If we divide $1,000 by the aforementioned hanging weight, we're looking at a cost of $1.44 / lb ($1.44 / .45 kg). If we use average figures from the formulas cited in the above link, we can expect roughly 485 lbs (220 kg) of take-home meat, which bumps our price up to $2.06 / lb ($2.06 / .45 kg).

We will know more about final costs in a few weeks when we get Chuck back home.

Chuck is now hanging peacefully in a cool, dark locker at the Minden Meat Market. We don't know his pre-slaughter weight, but we're guessing around 1,100 lbs (499 kg). If we assume the formula mentioned earlier is correct, we can expect 63% of this number, or 693 lbs (314 kg).

How do we, then, determine how much we are paying for Chuck? Let's throw out the cost/live animal since the hanging weight will give us more of an idea of the true cost/lb for the end user (eaters) and work with the hanging weight. Follow this link to read about hanging weight.

What was our total cost of raising Chuck? Unfortunately, it wasn't easy or even practical to keep track of feeding costs for Chuck, mainly because he always had a bunk mate. Also, during harvest, we fed Chuck corn cleanings for two months, which is essentially free. We think it's safe to use an estimated cost of $1,000, which is also handy since it's a nice, round number.

If we divide $1,000 by the aforementioned hanging weight, we're looking at a cost of $1.44 / lb ($1.44 / .45 kg). If we use average figures from the formulas cited in the above link, we can expect roughly 485 lbs (220 kg) of take-home meat, which bumps our price up to $2.06 / lb ($2.06 / .45 kg).

We will know more about final costs in a few weeks when we get Chuck back home.

## 4 comments:

I know beef (especially ground beef) is one of the least expensive protein packed foods you can buy - but I am still surprised by such a low price for an entire cow. Is it worth it to you as a farmer to raise cattle? What does it cost to raise a typical steer with food, drugs, vet bills, transportation? And then there is the time you spend working with the steer (feeding it, etc).

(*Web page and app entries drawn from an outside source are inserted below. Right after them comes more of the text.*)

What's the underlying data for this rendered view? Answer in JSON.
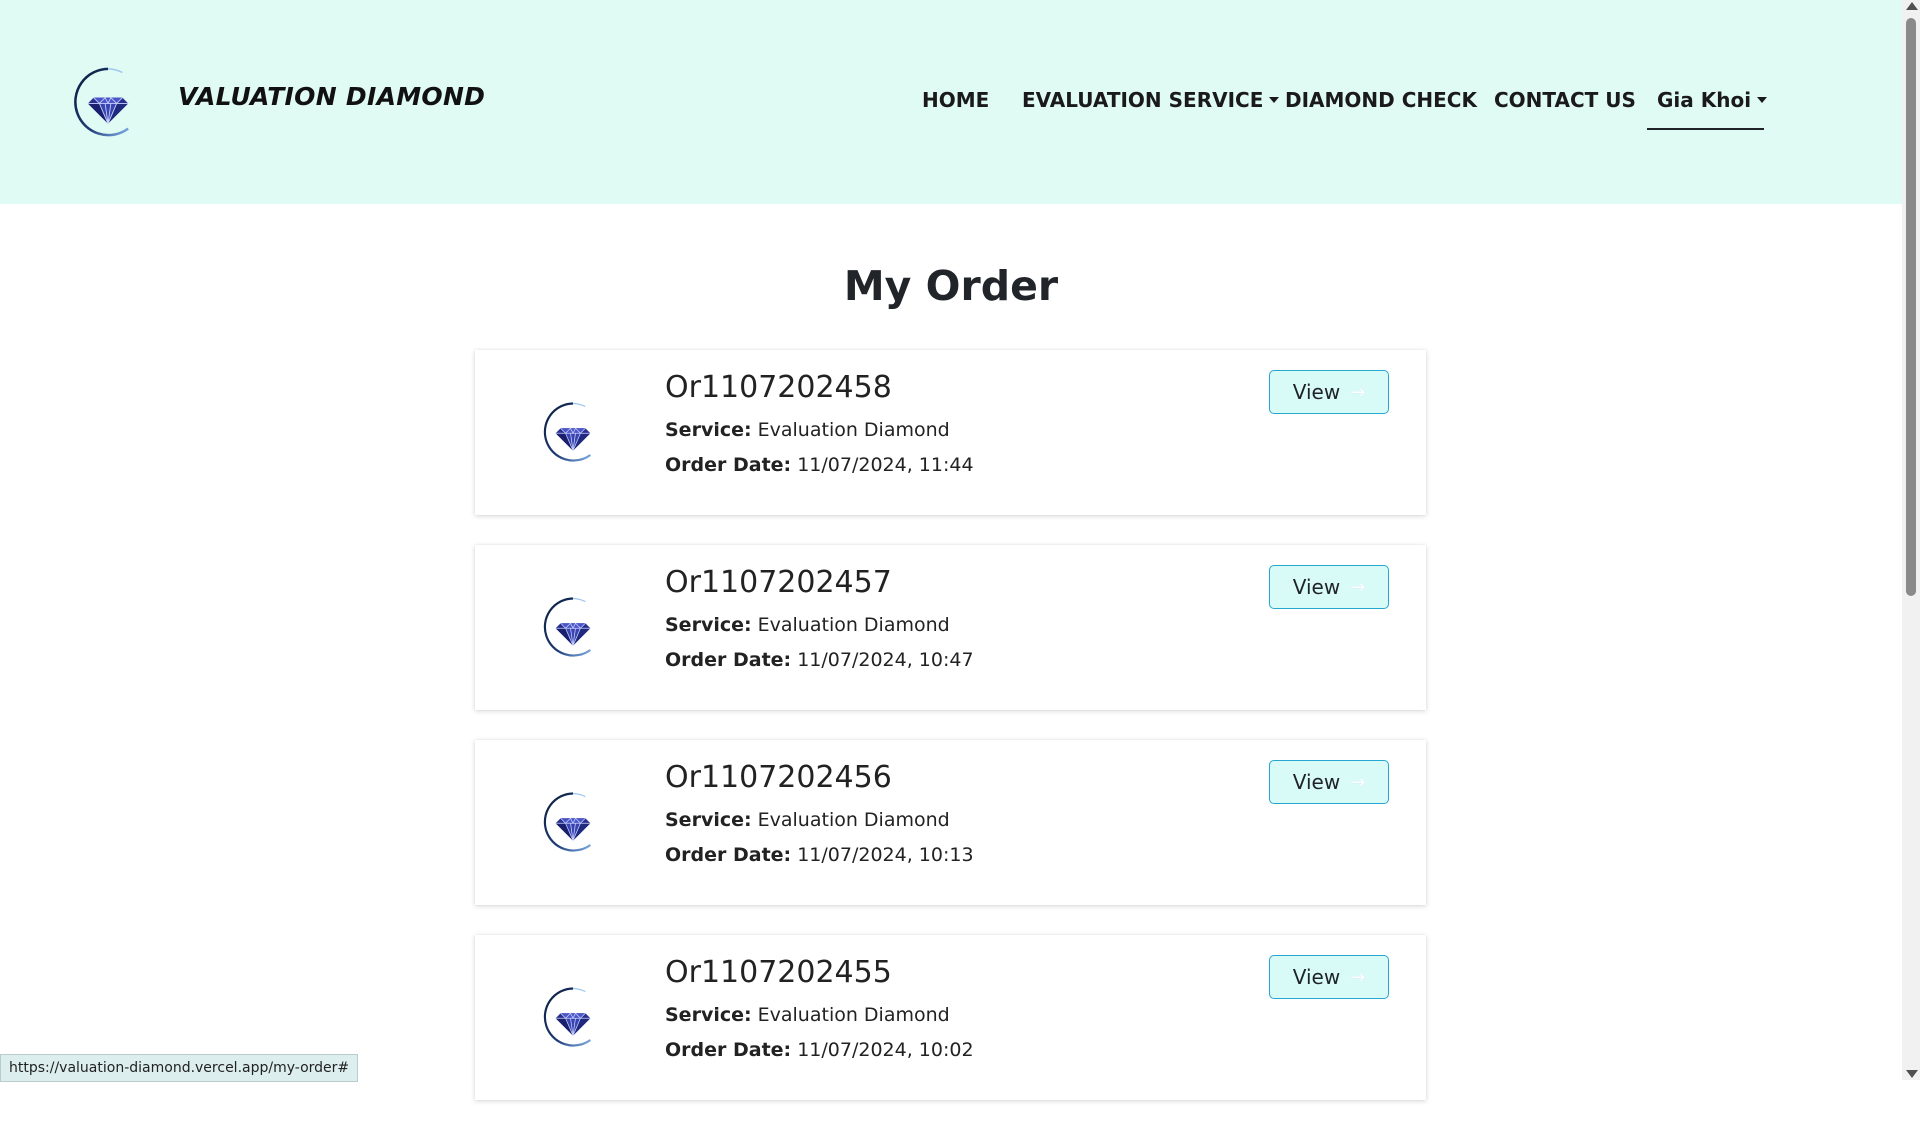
{
  "header": {
    "brand": "VALUATION DIAMOND",
    "nav": [
      {
        "label": "HOME"
      },
      {
        "label": "EVALUATION SERVICE"
      },
      {
        "label": "DIAMOND CHECK"
      },
      {
        "label": "CONTACT US"
      },
      {
        "label": "Gia Khoi"
      }
    ]
  },
  "page": {
    "title": "My Order"
  },
  "labels": {
    "service": "Service:",
    "order_date": "Order Date:",
    "view": "View"
  },
  "orders": [
    {
      "id": "Or1107202458",
      "service": "Evaluation Diamond",
      "date": "11/07/2024, 11:44"
    },
    {
      "id": "Or1107202457",
      "service": "Evaluation Diamond",
      "date": "11/07/2024, 10:47"
    },
    {
      "id": "Or1107202456",
      "service": "Evaluation Diamond",
      "date": "11/07/2024, 10:13"
    },
    {
      "id": "Or1107202455",
      "service": "Evaluation Diamond",
      "date": "11/07/2024, 10:02"
    }
  ],
  "status_bar": {
    "url": "https://valuation-diamond.vercel.app/my-order#"
  },
  "colors": {
    "header_bg": "#e0faf4",
    "button_bg": "#d9fbf8",
    "button_border": "#26a7cf",
    "diamond": "#1e2a78"
  },
  "icons": {
    "logo": "diamond-logo-icon",
    "caret": "caret-down-icon",
    "arrow": "arrow-right-icon"
  }
}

Val, these are all good questions that I can attempt to answer. Yes, it is worth it for us to raise cattle for a few reasons. Over the long haul, it has been profitable or at least break-even, we have fairly efficient facilities to raise cattle, and, probably most importantly, I like doing it. Ten years ago I was ready to sell all of our animals and rent out our facilities, but like other farming activities, raising cattle got in my blood. Additionally, this particular project has been extremely educational for me and is an area I've always been interested in. I look at it as direct, hands-on learning not only as a producer, but as a consumer as well. As for the cost of a typical steer, I'll add that to the original post.

I saw an ad for farm raised natural beef this AM for $4.00/# - on the hoof and at the farm. Assuming a 1000# steer, another $150 for transportation and slaughtering (too low, it's been at least 10 years since the last time I slaughtered one of our steers) and a 63% cutout, the $/# of the hamburger, roasts, steaks, liver, tongue, etc from this animal would be $6.59. Looking at these numbers reinforces my decision to sell the calves and buy them back in the grocery store.

I've not looked at the cost of hamburger at the natural food stores or the specialty meat shops yet, but at the regular grocery store I am paying $4.49 per pound for 96% lean hamburger.

Post a Comment